What this task involves :: The expected output is each entry, given again exactly.

Exercise data ::
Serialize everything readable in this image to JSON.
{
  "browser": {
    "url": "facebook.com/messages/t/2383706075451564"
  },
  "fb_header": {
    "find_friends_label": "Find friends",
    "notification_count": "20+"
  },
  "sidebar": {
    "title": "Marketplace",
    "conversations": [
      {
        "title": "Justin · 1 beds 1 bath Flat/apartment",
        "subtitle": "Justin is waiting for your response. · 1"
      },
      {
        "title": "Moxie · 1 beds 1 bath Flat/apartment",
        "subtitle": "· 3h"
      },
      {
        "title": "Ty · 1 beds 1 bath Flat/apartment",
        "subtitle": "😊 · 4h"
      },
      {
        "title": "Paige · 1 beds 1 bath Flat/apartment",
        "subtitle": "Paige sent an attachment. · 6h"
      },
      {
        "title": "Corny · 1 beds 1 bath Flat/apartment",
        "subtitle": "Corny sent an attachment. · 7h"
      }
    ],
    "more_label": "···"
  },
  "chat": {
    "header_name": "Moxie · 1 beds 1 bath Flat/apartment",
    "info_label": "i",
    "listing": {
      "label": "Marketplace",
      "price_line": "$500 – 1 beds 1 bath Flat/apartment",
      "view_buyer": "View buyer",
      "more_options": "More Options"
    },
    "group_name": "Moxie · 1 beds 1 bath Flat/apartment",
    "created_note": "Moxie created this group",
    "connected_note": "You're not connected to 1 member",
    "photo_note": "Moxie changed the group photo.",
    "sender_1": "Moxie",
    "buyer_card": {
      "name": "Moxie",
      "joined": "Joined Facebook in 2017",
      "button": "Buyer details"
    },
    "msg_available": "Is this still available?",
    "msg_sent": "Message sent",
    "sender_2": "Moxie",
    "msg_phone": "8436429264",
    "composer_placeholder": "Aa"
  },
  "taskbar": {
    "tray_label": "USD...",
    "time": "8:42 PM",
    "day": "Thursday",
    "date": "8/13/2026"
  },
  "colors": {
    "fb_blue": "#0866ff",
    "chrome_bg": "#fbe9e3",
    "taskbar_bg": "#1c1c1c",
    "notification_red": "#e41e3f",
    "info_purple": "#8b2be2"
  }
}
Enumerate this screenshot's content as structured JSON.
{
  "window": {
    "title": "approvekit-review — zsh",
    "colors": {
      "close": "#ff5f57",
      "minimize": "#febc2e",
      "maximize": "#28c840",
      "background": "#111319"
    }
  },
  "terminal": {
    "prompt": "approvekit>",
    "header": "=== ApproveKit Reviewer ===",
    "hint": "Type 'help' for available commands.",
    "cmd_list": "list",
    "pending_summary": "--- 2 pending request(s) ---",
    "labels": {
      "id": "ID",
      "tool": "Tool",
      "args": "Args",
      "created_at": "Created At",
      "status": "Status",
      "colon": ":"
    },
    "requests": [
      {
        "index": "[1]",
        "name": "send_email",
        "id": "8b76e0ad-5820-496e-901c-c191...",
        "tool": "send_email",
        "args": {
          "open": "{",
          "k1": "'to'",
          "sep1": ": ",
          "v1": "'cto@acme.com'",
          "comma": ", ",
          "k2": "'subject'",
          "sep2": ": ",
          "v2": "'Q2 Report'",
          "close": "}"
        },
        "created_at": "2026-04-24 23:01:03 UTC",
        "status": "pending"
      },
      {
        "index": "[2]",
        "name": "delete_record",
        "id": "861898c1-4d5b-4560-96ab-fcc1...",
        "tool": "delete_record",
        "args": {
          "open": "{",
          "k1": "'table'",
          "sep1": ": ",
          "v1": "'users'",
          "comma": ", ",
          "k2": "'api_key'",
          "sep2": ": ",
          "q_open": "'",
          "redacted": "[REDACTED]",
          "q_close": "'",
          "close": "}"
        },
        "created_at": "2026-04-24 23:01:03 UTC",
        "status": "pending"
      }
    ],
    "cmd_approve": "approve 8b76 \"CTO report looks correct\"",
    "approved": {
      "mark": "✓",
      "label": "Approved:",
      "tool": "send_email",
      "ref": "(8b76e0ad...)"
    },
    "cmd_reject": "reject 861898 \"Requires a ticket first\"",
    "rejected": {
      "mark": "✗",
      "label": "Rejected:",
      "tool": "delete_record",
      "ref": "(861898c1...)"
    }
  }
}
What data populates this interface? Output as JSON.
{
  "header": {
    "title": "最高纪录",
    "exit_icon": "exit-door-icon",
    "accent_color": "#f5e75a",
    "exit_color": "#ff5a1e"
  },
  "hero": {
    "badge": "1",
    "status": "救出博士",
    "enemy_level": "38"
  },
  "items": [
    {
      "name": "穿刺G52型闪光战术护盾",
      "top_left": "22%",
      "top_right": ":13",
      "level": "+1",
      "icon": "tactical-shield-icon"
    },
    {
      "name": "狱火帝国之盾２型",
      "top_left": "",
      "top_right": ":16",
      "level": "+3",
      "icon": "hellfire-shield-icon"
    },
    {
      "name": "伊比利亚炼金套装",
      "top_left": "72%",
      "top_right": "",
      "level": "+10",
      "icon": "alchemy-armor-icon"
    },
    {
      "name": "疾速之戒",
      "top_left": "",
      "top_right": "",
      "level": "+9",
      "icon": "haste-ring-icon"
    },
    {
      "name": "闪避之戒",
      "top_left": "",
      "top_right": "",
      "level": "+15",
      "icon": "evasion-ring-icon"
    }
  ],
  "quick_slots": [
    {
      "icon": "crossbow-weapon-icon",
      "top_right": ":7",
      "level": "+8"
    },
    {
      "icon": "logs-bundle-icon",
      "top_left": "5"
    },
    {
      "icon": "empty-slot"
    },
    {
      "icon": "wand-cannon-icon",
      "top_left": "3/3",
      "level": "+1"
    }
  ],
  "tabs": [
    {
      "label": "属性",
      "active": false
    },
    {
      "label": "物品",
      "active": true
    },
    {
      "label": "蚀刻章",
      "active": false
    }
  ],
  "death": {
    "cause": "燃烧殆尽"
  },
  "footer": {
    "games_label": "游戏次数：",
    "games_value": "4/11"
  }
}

Response to the exercise ::
Serialize everything readable in this image to JSON.
{
  "browser": {
    "url": "facebook.com/messages/t/2383706075451564"
  },
  "fb_header": {
    "find_friends_label": "Find friends",
    "notification_count": "20+"
  },
  "sidebar": {
    "title": "Marketplace",
    "conversations": [
      {
        "title": "Justin · 1 beds 1 bath Flat/apartment",
        "subtitle": "Justin is waiting for your response. · 1"
      },
      {
        "title": "Moxie · 1 beds 1 bath Flat/apartment",
        "subtitle": "· 3h"
      },
      {
        "title": "Ty · 1 beds 1 bath Flat/apartment",
        "subtitle": "😊 · 4h"
      },
      {
        "title": "Paige · 1 beds 1 bath Flat/apartment",
        "subtitle": "Paige sent an attachment. · 6h"
      },
      {
        "title": "Corny · 1 beds 1 bath Flat/apartment",
        "subtitle": "Corny sent an attachment. · 7h"
      }
    ],
    "more_label": "···"
  },
  "chat": {
    "header_name": "Moxie · 1 beds 1 bath Flat/apartment",
    "info_label": "i",
    "listing": {
      "label": "Marketplace",
      "price_line": "$500 – 1 beds 1 bath Flat/apartment",
      "view_buyer": "View buyer",
      "more_options": "More Options"
    },
    "group_name": "Moxie · 1 beds 1 bath Flat/apartment",
    "created_note": "Moxie created this group",
    "connected_note": "You're not connected to 1 member",
    "photo_note": "Moxie changed the group photo.",
    "sender_1": "Moxie",
    "buyer_card": {
      "name": "Moxie",
      "joined": "Joined Facebook in 2017",
      "button": "Buyer details"
    },
    "msg_available": "Is this still available?",
    "msg_sent": "Message sent",
    "sender_2": "Moxie",
    "msg_phone": "8436429264",
    "composer_placeholder": "Aa"
  },
  "taskbar": {
    "tray_label": "USD...",
    "time": "8:42 PM",
    "day": "Thursday",
    "date": "8/13/2026"
  },
  "colors": {
    "fb_blue": "#0866ff",
    "chrome_bg": "#fbe9e3",
    "taskbar_bg": "#1c1c1c",
    "notification_red": "#e41e3f",
    "info_purple": "#8b2be2"
  }
}
Enumerate this screenshot's content as structured JSON.
{
  "window": {
    "title": "approvekit-review — zsh",
    "colors": {
      "close": "#ff5f57",
      "minimize": "#febc2e",
      "maximize": "#28c840",
      "background": "#111319"
    }
  },
  "terminal": {
    "prompt": "approvekit>",
    "header": "=== ApproveKit Reviewer ===",
    "hint": "Type 'help' for available commands.",
    "cmd_list": "list",
    "pending_summary": "--- 2 pending request(s) ---",
    "labels": {
      "id": "ID",
      "tool": "Tool",
      "args": "Args",
      "created_at": "Created At",
      "status": "Status",
      "colon": ":"
    },
    "requests": [
      {
        "index": "[1]",
        "name": "send_email",
        "id": "8b76e0ad-5820-496e-901c-c191...",
        "tool": "send_email",
        "args": {
          "open": "{",
          "k1": "'to'",
          "sep1": ": ",
          "v1": "'cto@acme.com'",
          "comma": ", ",
          "k2": "'subject'",
          "sep2": ": ",
          "v2": "'Q2 Report'",
          "close": "}"
        },
        "created_at": "2026-04-24 23:01:03 UTC",
        "status": "pending"
      },
      {
        "index": "[2]",
        "name": "delete_record",
        "id": "861898c1-4d5b-4560-96ab-fcc1...",
        "tool": "delete_record",
        "args": {
          "open": "{",
          "k1": "'table'",
          "sep1": ": ",
          "v1": "'users'",
          "comma": ", ",
          "k2": "'api_key'",
          "sep2": ": ",
          "q_open": "'",
          "redacted": "[REDACTED]",
          "q_close": "'",
          "close": "}"
        },
        "created_at": "2026-04-24 23:01:03 UTC",
        "status": "pending"
      }
    ],
    "cmd_approve": "approve 8b76 \"CTO report looks correct\"",
    "approved": {
      "mark": "✓",
      "label": "Approved:",
      "tool": "send_email",
      "ref": "(8b76e0ad...)"
    },
    "cmd_reject": "reject 861898 \"Requires a ticket first\"",
    "rejected": {
      "mark": "✗",
      "label": "Rejected:",
      "tool": "delete_record",
      "ref": "(861898c1...)"
    }
  }
}
What data populates this interface? Output as JSON.
{
  "header": {
    "title": "最高纪录",
    "exit_icon": "exit-door-icon",
    "accent_color": "#f5e75a",
    "exit_color": "#ff5a1e"
  },
  "hero": {
    "badge": "1",
    "status": "救出博士",
    "enemy_level": "38"
  },
  "items": [
    {
      "name": "穿刺G52型闪光战术护盾",
      "top_left": "22%",
      "top_right": ":13",
      "level": "+1",
      "icon": "tactical-shield-icon"
    },
    {
      "name": "狱火帝国之盾２型",
      "top_left": "",
      "top_right": ":16",
      "level": "+3",
      "icon": "hellfire-shield-icon"
    },
    {
      "name": "伊比利亚炼金套装",
      "top_left": "72%",
      "top_right": "",
      "level": "+10",
      "icon": "alchemy-armor-icon"
    },
    {
      "name": "疾速之戒",
      "top_left": "",
      "top_right": "",
      "level": "+9",
      "icon": "haste-ring-icon"
    },
    {
      "name": "闪避之戒",
      "top_left": "",
      "top_right": "",
      "level": "+15",
      "icon": "evasion-ring-icon"
    }
  ],
  "quick_slots": [
    {
      "icon": "crossbow-weapon-icon",
      "top_right": ":7",
      "level": "+8"
    },
    {
      "icon": "logs-bundle-icon",
      "top_left": "5"
    },
    {
      "icon": "empty-slot"
    },
    {
      "icon": "wand-cannon-icon",
      "top_left": "3/3",
      "level": "+1"
    }
  ],
  "tabs": [
    {
      "label": "属性",
      "active": false
    },
    {
      "label": "物品",
      "active": true
    },
    {
      "label": "蚀刻章",
      "active": false
    }
  ],
  "death": {
    "cause": "燃烧殆尽"
  },
  "footer": {
    "games_label": "游戏次数：",
    "games_value": "4/11"
  }
}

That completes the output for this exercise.